At dinner the first night, I was the one leading the conversation on making our own UV exposure boxes... So much for ambivalence...

Since Richard Ritter, one of the friends there, is a genius, we held a UV Box Building Party and made them one weekend day not long after. Richard rode us hard, but we got them done, and they're fabulous. I'm hooked, and can't wait to get back to it.

bob carnie
28-Jan-2014, 11:45
I have done some price comparisons of a museum quality silver print from negative, and a pt pd museum quality print from digital negative using a balanced QTR program. 16 x 20 print size.

I would say they are even or the silver is more expensive. This shocked me.
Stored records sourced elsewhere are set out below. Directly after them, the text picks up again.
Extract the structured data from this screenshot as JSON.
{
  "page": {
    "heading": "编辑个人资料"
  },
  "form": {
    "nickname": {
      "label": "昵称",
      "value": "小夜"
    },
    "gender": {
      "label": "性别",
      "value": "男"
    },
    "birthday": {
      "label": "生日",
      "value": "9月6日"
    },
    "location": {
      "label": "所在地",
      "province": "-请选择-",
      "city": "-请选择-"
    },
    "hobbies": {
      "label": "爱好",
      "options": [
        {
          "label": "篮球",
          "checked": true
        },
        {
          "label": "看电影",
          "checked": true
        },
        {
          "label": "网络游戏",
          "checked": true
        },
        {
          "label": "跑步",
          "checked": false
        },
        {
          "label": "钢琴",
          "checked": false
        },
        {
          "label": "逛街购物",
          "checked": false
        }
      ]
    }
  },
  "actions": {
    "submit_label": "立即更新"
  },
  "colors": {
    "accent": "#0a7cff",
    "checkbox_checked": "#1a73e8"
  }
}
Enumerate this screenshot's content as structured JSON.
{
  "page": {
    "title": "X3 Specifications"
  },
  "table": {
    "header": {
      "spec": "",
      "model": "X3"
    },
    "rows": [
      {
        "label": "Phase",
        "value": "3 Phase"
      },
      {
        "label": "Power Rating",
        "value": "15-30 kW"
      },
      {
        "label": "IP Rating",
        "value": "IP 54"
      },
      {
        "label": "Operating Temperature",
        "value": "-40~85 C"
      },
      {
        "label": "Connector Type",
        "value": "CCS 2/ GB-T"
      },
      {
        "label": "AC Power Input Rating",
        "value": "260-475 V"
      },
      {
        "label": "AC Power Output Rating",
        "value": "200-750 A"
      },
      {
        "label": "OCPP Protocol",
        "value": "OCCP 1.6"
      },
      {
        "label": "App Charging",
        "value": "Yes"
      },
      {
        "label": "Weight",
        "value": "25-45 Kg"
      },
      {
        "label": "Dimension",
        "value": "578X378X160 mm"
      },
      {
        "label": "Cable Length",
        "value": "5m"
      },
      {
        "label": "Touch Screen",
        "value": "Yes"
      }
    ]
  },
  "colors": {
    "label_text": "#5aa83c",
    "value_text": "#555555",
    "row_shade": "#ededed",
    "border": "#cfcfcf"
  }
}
Drew Wiley
28-Jan-2014, 14:59
The last folks who actually marketed a pre-coated platinum paper are now in this neighborhood, and have moved on the other media. Back during its brief foray,
it was a very expensive product compared to silver. But you could get almost any size you desired. They coated up to six foot widths, and had a formula that would
acheive a deep DMax much like silver - but why?? Yet in the general discussion of Pt/Pd, one has to understand that the archival properties of the image and of its
absorbent paper substrate are slightly different things, each with its own requirements. There's something to be said about an ordinary silver print, archivally toned,
being protected on one surface by a gelatin overcoat, and on the other by drymount tissue. With most platinum prints, just like watercolor paintings, the paper itself
is pretty vunerable.

Iluvmyviewcam
28-Jan-2014, 15:58
Thanks for ALL the advice.

I will need to do a lot more research before jumping in.